TASK TO COMPLETE:
Go through the data underneath and report how many lines hold the string "biblioteca", giving only the number.

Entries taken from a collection
════

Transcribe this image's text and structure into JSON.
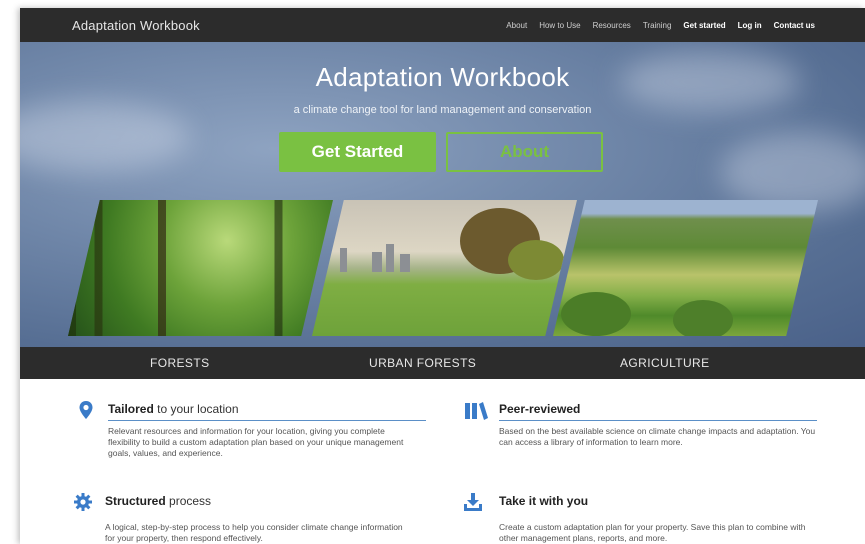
{
  "nav": {
    "brand": "Adaptation Workbook",
    "links": [
      "About",
      "How to Use",
      "Resources",
      "Training",
      "Get started",
      "Log in",
      "Contact us"
    ]
  },
  "hero": {
    "title": "Adaptation Workbook",
    "subtitle": "a climate change tool for land management and conservation",
    "get_started": "Get Started",
    "about": "About"
  },
  "categories": [
    "FORESTS",
    "URBAN FORESTS",
    "AGRICULTURE"
  ],
  "features": {
    "tailored": {
      "title_bold": "Tailored",
      "title_rest": " to your location",
      "desc": "Relevant resources and information for your location, giving you complete flexibility to build a custom adaptation plan based on your unique management goals, values, and experience."
    },
    "peer": {
      "title_bold": "Peer-reviewed",
      "title_rest": "",
      "desc": "Based on the best available science on climate change impacts and adaptation. You can access a library of information to learn more."
    },
    "structured": {
      "title_bold": "Structured",
      "title_rest": " process",
      "desc": "A logical, step-by-step process to help you consider climate change information for your property, then respond effectively."
    },
    "take": {
      "title_bold": "Take it with you",
      "title_rest": "",
      "desc": "Create a custom adaptation plan for your property. Save this plan to combine with other management plans, reports, and more."
    }
  },
  "colors": {
    "accent_green": "#7ac142",
    "nav_bg": "#2c2c2c",
    "icon_blue": "#3a7bc8"
  }
}
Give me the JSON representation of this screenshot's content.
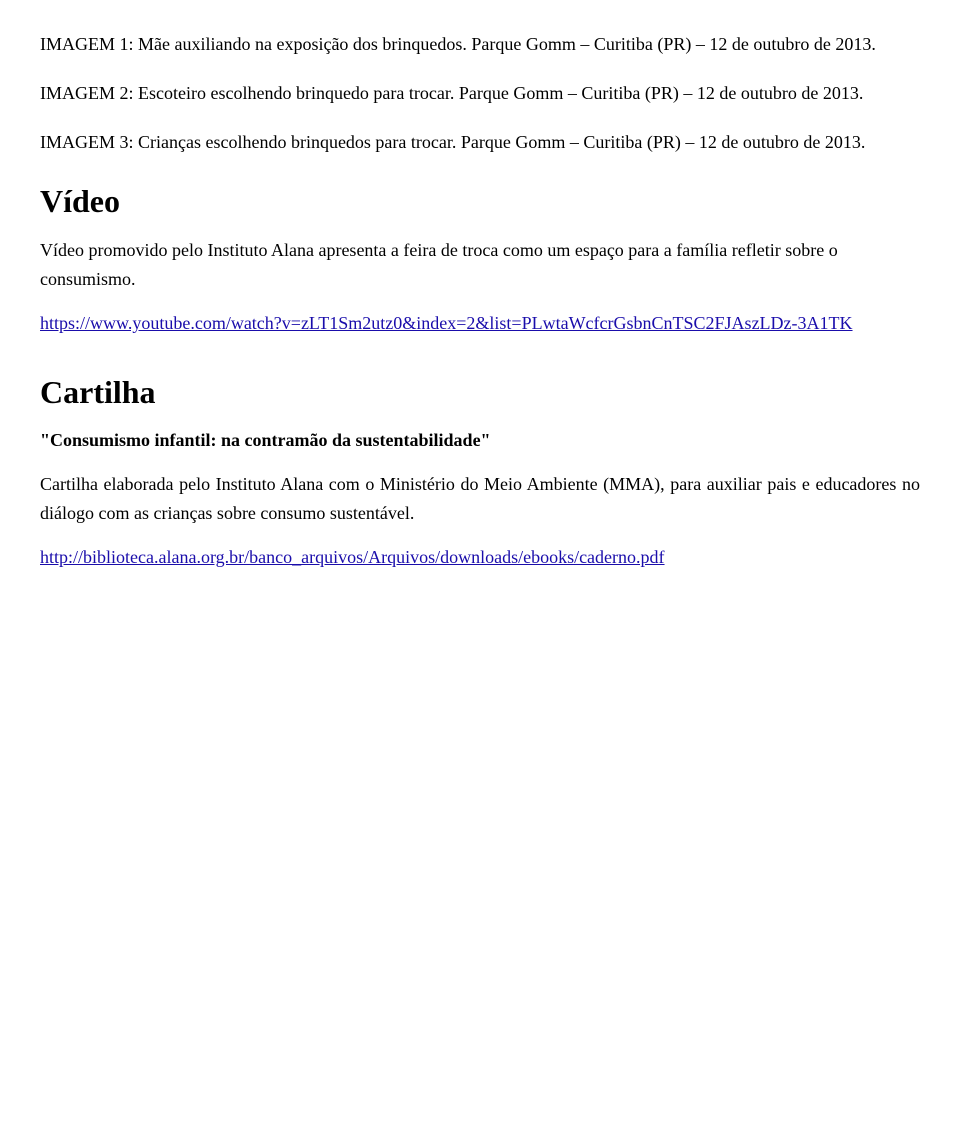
{
  "images": [
    {
      "label": "IMAGEM 1:",
      "description": "Mãe auxiliando na exposição dos brinquedos.",
      "location": "Parque Gomm – Curitiba (PR) – 12 de outubro de 2013."
    },
    {
      "label": "IMAGEM 2:",
      "description": "Escoteiro escolhendo brinquedo para trocar.",
      "location": "Parque Gomm – Curitiba (PR) – 12 de outubro de 2013."
    },
    {
      "label": "IMAGEM 3:",
      "description": "Crianças escolhendo brinquedos para trocar.",
      "location": "Parque Gomm – Curitiba (PR) – 12 de outubro de 2013."
    }
  ],
  "video_section": {
    "heading": "Vídeo",
    "description": "Vídeo promovido pelo Instituto Alana apresenta a feira de troca como um espaço para a família refletir sobre o consumismo.",
    "link_text": "https://www.youtube.com/watch?v=zLT1Sm2utz0&index=2&list=PLwtaWcfcrGsbnCnTSC2FJAszLDz-3A1TK",
    "link_url": "https://www.youtube.com/watch?v=zLT1Sm2utz0&index=2&list=PLwtaWcfcrGsbnCnTSC2FJAszLDz-3A1TK"
  },
  "cartilha_section": {
    "heading": "Cartilha",
    "quote": "\"Consumismo infantil: na contramão da sustentabilidade\"",
    "description": "Cartilha elaborada pelo Instituto Alana com o Ministério do Meio Ambiente (MMA), para auxiliar pais e educadores no diálogo com as crianças sobre consumo sustentável.",
    "link_text": "http://biblioteca.alana.org.br/banco_arquivos/Arquivos/downloads/ebooks/caderno.pdf",
    "link_url": "http://biblioteca.alana.org.br/banco_arquivos/Arquivos/downloads/ebooks/caderno.pdf"
  }
}
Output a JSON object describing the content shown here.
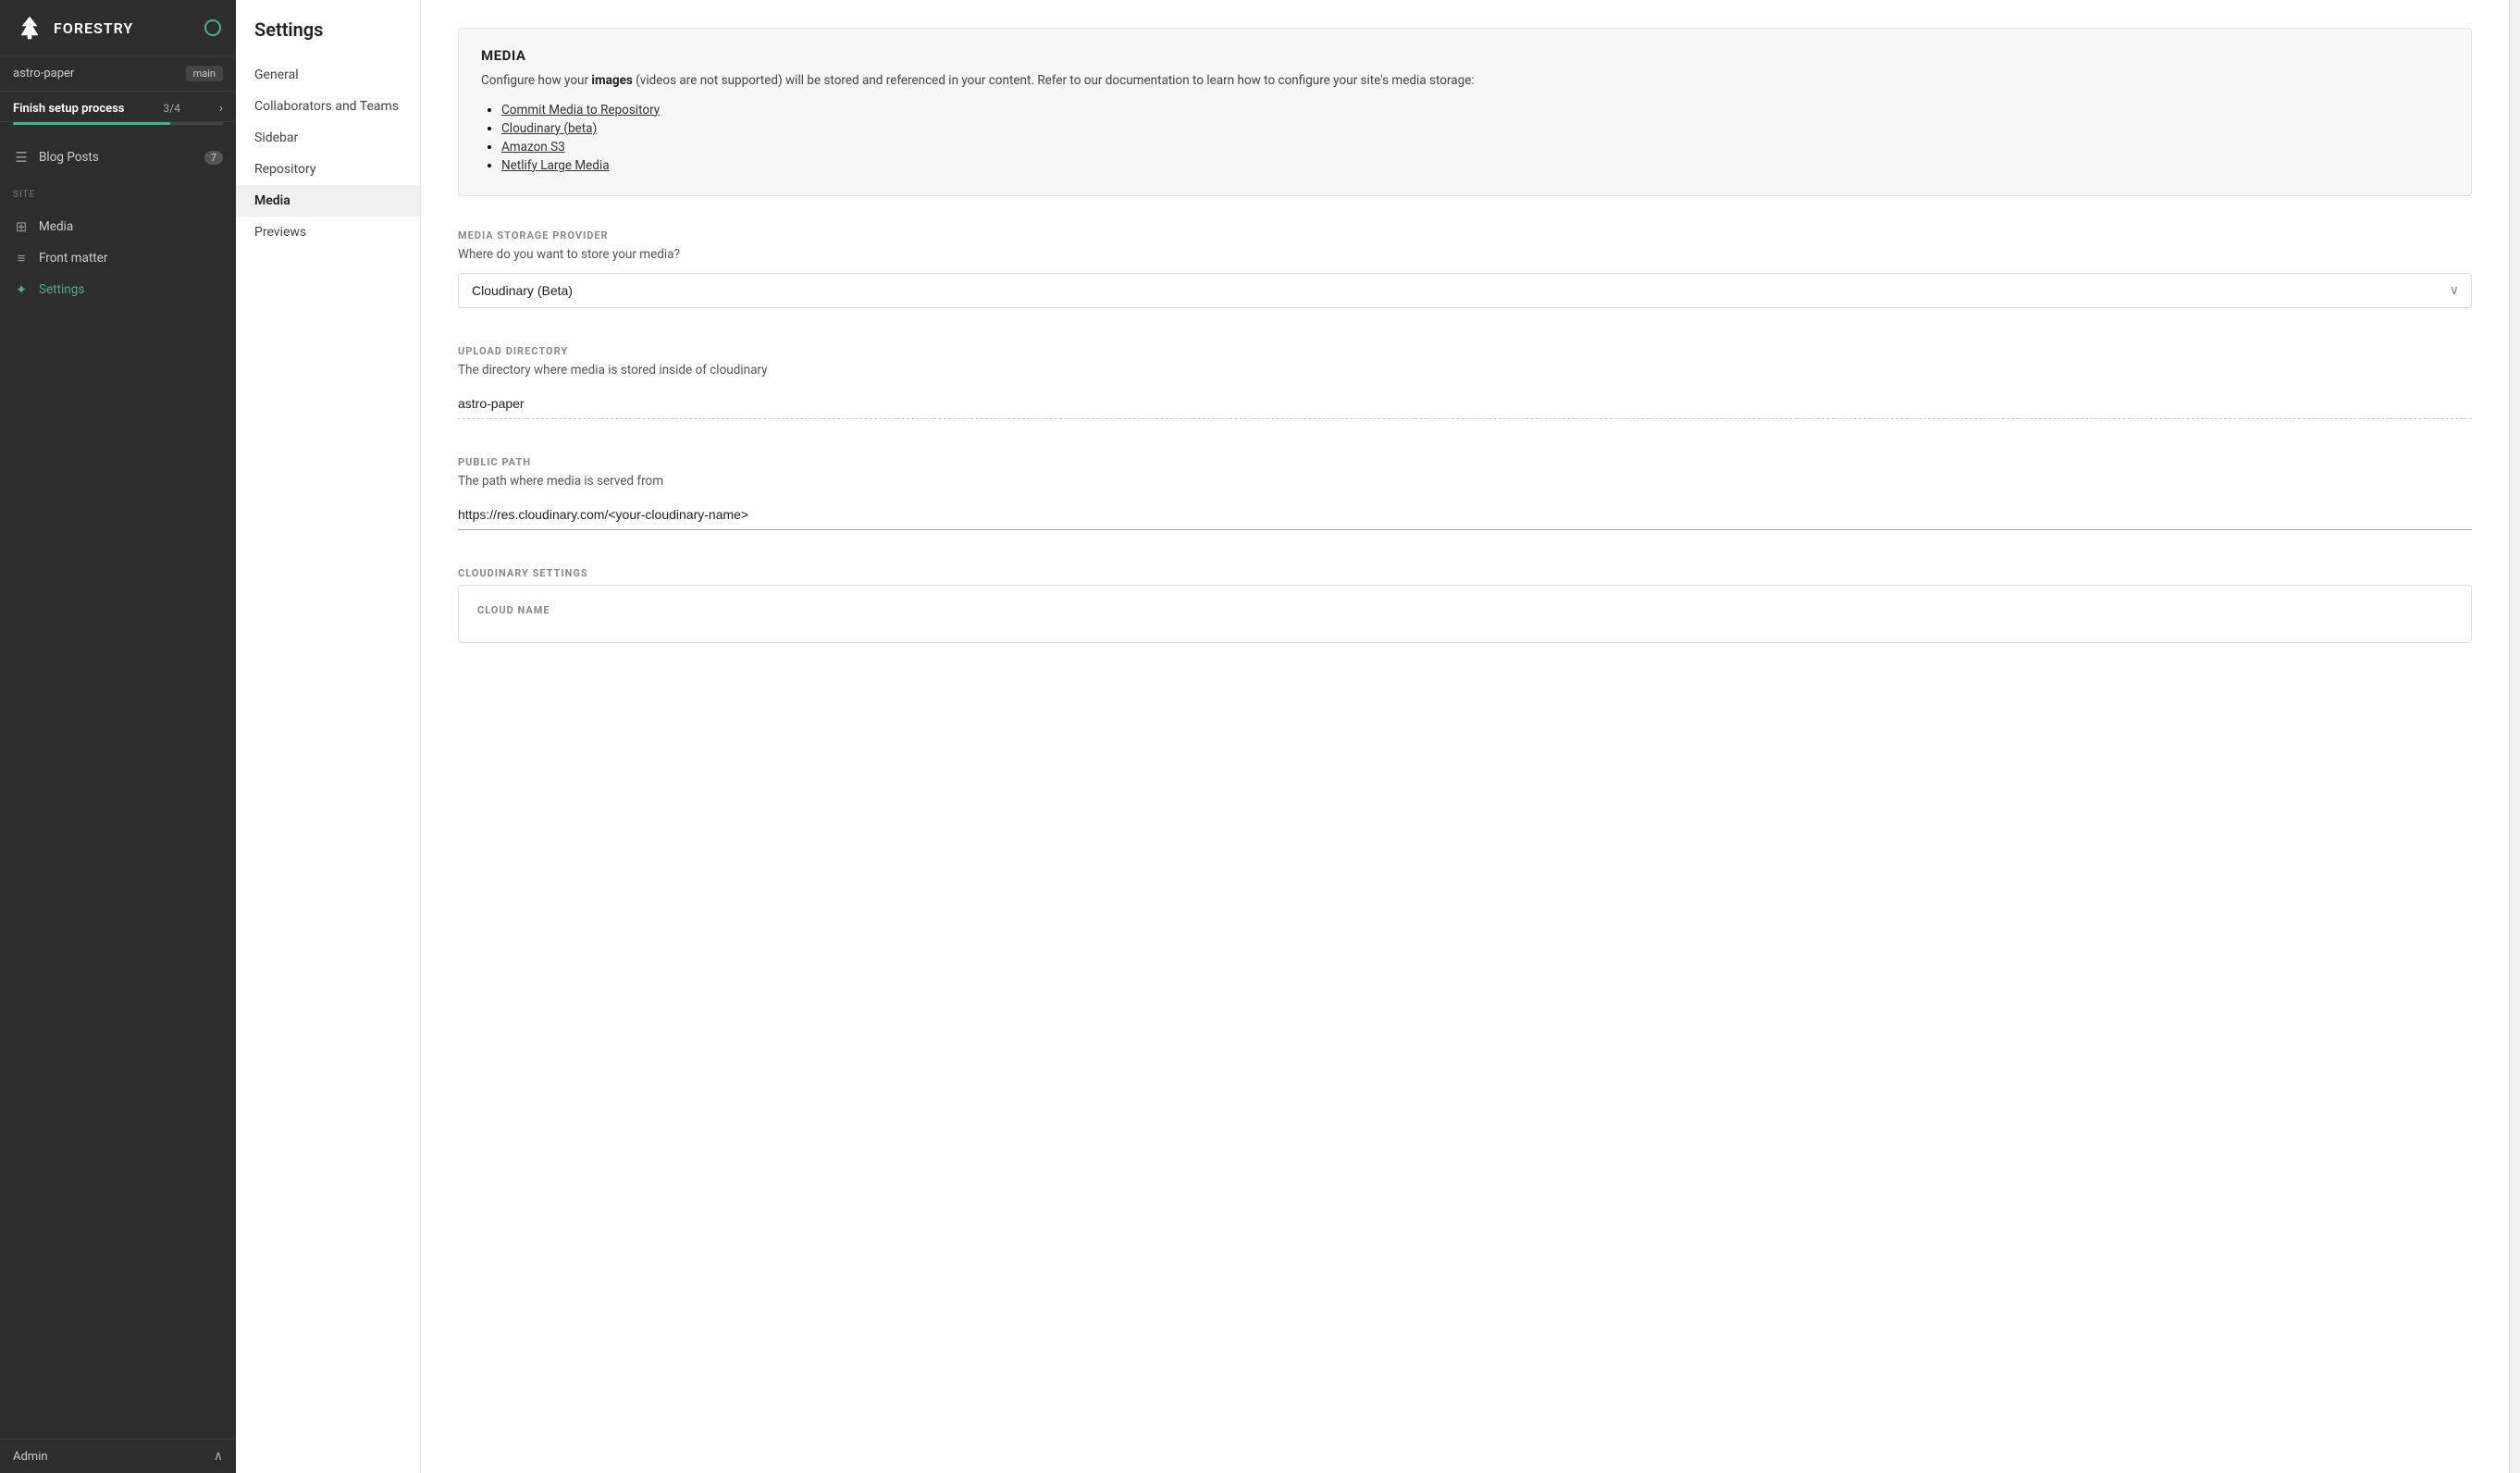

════

SOLUTION:
2